» **The problem**: Your answer should be the entries below, reproduced character for character.

Interface dataset entries:
^^^^^^^^
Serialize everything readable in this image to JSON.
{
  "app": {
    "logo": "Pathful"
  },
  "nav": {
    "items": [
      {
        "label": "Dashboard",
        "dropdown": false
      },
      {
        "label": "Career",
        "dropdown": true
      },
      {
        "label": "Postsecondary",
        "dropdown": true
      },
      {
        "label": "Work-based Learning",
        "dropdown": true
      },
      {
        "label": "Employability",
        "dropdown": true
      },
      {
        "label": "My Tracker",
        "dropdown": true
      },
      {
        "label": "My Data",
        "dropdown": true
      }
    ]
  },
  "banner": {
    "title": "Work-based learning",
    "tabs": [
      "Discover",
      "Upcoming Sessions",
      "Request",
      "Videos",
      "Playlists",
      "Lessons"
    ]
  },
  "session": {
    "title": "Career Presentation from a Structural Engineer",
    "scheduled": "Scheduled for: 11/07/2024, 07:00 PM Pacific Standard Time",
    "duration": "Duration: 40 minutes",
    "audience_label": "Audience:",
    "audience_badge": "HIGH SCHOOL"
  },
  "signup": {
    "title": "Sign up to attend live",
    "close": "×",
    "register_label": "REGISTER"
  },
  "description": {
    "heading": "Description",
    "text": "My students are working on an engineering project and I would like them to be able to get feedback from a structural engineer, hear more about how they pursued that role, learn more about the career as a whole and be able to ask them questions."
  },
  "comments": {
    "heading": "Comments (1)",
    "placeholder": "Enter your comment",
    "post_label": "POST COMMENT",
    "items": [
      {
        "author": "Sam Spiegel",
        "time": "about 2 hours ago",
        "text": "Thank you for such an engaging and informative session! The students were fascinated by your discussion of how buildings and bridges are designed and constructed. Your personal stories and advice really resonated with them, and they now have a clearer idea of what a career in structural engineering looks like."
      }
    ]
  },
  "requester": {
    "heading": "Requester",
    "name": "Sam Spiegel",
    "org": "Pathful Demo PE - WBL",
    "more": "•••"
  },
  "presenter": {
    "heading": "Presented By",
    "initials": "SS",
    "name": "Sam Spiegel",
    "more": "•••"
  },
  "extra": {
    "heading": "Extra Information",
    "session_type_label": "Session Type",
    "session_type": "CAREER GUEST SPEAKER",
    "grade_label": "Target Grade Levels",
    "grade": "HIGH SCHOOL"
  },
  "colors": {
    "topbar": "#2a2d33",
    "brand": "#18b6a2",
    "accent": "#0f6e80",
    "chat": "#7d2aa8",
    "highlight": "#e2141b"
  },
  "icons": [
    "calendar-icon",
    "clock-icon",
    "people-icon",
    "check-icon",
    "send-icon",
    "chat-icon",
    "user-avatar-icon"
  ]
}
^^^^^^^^
» **Response for this exercise**:
Serialize everything readable in this image to JSON.
{
  "app": {
    "logo": "Pathful"
  },
  "nav": {
    "items": [
      {
        "label": "Dashboard",
        "dropdown": false
      },
      {
        "label": "Career",
        "dropdown": true
      },
      {
        "label": "Postsecondary",
        "dropdown": true
      },
      {
        "label": "Work-based Learning",
        "dropdown": true
      },
      {
        "label": "Employability",
        "dropdown": true
      },
      {
        "label": "My Tracker",
        "dropdown": true
      },
      {
        "label": "My Data",
        "dropdown": true
      }
    ]
  },
  "banner": {
    "title": "Work-based learning",
    "tabs": [
      "Discover",
      "Upcoming Sessions",
      "Request",
      "Videos",
      "Playlists",
      "Lessons"
    ]
  },
  "session": {
    "title": "Career Presentation from a Structural Engineer",
    "scheduled": "Scheduled for: 11/07/2024, 07:00 PM Pacific Standard Time",
    "duration": "Duration: 40 minutes",
    "audience_label": "Audience:",
    "audience_badge": "HIGH SCHOOL"
  },
  "signup": {
    "title": "Sign up to attend live",
    "close": "×",
    "register_label": "REGISTER"
  },
  "description": {
    "heading": "Description",
    "text": "My students are working on an engineering project and I would like them to be able to get feedback from a structural engineer, hear more about how they pursued that role, learn more about the career as a whole and be able to ask them questions."
  },
  "comments": {
    "heading": "Comments (1)",
    "placeholder": "Enter your comment",
    "post_label": "POST COMMENT",
    "items": [
      {
        "author": "Sam Spiegel",
        "time": "about 2 hours ago",
        "text": "Thank you for such an engaging and informative session! The students were fascinated by your discussion of how buildings and bridges are designed and constructed. Your personal stories and advice really resonated with them, and they now have a clearer idea of what a career in structural engineering looks like."
      }
    ]
  },
  "requester": {
    "heading": "Requester",
    "name": "Sam Spiegel",
    "org": "Pathful Demo PE - WBL",
    "more": "•••"
  },
  "presenter": {
    "heading": "Presented By",
    "initials": "SS",
    "name": "Sam Spiegel",
    "more": "•••"
  },
  "extra": {
    "heading": "Extra Information",
    "session_type_label": "Session Type",
    "session_type": "CAREER GUEST SPEAKER",
    "grade_label": "Target Grade Levels",
    "grade": "HIGH SCHOOL"
  },
  "colors": {
    "topbar": "#2a2d33",
    "brand": "#18b6a2",
    "accent": "#0f6e80",
    "chat": "#7d2aa8",
    "highlight": "#e2141b"
  },
  "icons": [
    "calendar-icon",
    "clock-icon",
    "people-icon",
    "check-icon",
    "send-icon",
    "chat-icon",
    "user-avatar-icon"
  ]
}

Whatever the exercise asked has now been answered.